PAUL VERYSER'S STEEL-PARTS company, Stampings Inc., is in big trouble. Tariffs on steel imports, imposed by President George W. Bush in March, have pushed the cost of steel up by more than half on the American spot market, and this has added a whopping 25 percent to the cost of the air-bag, seat-belt and steering-wheel assembly parts his company makes.
The higher costs wouldn't be so bad if the Fraser, Mich.-based company could pass them on to its customers, mainly the big automakers and their top suppliers. But most of these companies refuse to pay, Veryser says. Whenever he dares ask, he's told there are plenty of alternative suppliers overseas, in places such as China and Mexico and Thailand. Labor is a lot cheaper in those countries, and now the steel is, too. "I'm the one who has to eat the extra cost," says Veryser. "And I just can't do it anymore." In September he shut Stamping Inc.'s plant in Harlingen, Texas, and laid off the 15 workers there. Without relief soon, he says, he'll also have to shut the Fraser plant, which his father opened in 1960; that would eliminate another 35 jobs.
Veryser has been a Republican all his voting life, and he says one of the worst things about the tariffs is the sense of betrayal. "Why would a president whom we all supported do something so hurtful to us? ... There has to be another way."
Indeed, there are many ways besides tariffs by which the U.S. government could help U.S. steel companies and steelworkers survive--the avowed purpose of the tariffs--in a world glutted with lower-cost, foreign-made steel, just as there are many different ways to design a tariff regime. The Bush administration chose the particular approach it did because, first, it doesn't cost taxpayers anything up front and therefore seemed cheap, and second, the approach seemed to promise a big near-term political boost in steel-manufacturing states.
Unfortunately, the administration's plan didn't account for the radical new realities of manufacturing in a global age. The tariffs are indeed diverting dollars to America's most hard-pressed steel manufacturers. But unlike what would have occurred in an earlier era, the burden is falling mainly on the thousands of small, often family-owned manufacturing companies in America that use steel in their products. And the owners of these small companies, clustered heavily in the Midwest but found everywhere from New England to California, have long been among the strongest supporters of the Republican Party.

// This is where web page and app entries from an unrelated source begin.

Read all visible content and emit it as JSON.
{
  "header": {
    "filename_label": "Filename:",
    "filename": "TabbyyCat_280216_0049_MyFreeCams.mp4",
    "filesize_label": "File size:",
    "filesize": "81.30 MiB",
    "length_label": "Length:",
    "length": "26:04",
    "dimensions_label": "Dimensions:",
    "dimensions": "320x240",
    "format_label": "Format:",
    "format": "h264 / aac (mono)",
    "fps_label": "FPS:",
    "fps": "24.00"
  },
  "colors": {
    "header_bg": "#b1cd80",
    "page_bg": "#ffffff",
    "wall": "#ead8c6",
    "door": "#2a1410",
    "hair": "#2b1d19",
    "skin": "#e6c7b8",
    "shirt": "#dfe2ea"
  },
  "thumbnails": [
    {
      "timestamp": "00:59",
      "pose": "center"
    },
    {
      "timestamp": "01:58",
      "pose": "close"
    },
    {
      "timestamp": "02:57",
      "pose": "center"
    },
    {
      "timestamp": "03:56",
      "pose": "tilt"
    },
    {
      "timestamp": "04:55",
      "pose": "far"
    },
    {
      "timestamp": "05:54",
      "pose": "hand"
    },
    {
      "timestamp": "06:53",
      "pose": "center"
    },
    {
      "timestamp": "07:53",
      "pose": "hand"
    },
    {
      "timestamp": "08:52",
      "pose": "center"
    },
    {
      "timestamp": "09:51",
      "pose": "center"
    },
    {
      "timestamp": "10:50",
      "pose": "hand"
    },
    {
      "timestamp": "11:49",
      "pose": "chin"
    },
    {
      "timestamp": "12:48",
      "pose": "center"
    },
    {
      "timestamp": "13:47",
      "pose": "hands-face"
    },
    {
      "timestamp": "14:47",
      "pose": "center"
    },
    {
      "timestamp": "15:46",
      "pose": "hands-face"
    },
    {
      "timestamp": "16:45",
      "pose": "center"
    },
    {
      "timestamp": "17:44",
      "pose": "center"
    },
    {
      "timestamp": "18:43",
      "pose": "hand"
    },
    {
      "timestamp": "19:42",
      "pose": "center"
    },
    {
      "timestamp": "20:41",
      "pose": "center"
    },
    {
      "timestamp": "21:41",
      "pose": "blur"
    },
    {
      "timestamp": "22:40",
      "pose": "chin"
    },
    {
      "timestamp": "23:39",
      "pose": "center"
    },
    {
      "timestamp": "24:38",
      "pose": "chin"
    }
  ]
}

FROM THE FIRST, THE ADMINIStration's decision to impose steel tariffs was viewed by both labor and industry as mainly political. How else to explain why a professed free trader such as Bush would erect America's most aggressive industrial protection policy in decades, an action that severely strained relations with key allies in Europe and Asia in the midst of the war on terrorism?
By late summer, all the pieces seemed to be falling into place, and Karl Rove and his team were further buffing their reputation for political cunning. The White House's main target--the tens of thousands of steelworkers in Pennsylvania, Ohio and West Virginia and the hundreds of thousands of steelworker retirees there and in Florida--were still openly thankful for this unexpected aid. Meanwhile, a number of press reports credited the tariffs with helping the administration win the contentious "fast-track" trade vote in the House in late July. The tariffs, so the argument went, provided just enough cover for steel-state Republicans to vote to grant the president special powers to conclude trade deals. Finally, the administration seemed at last to be repairing relations with France, Japan and Russia, buying peace with a series of carefully crafted "exclusions" from the tariffs.
But a closer look throws every one of these political achievements into doubt.
First, the closest midwestern House races turned on other issues. …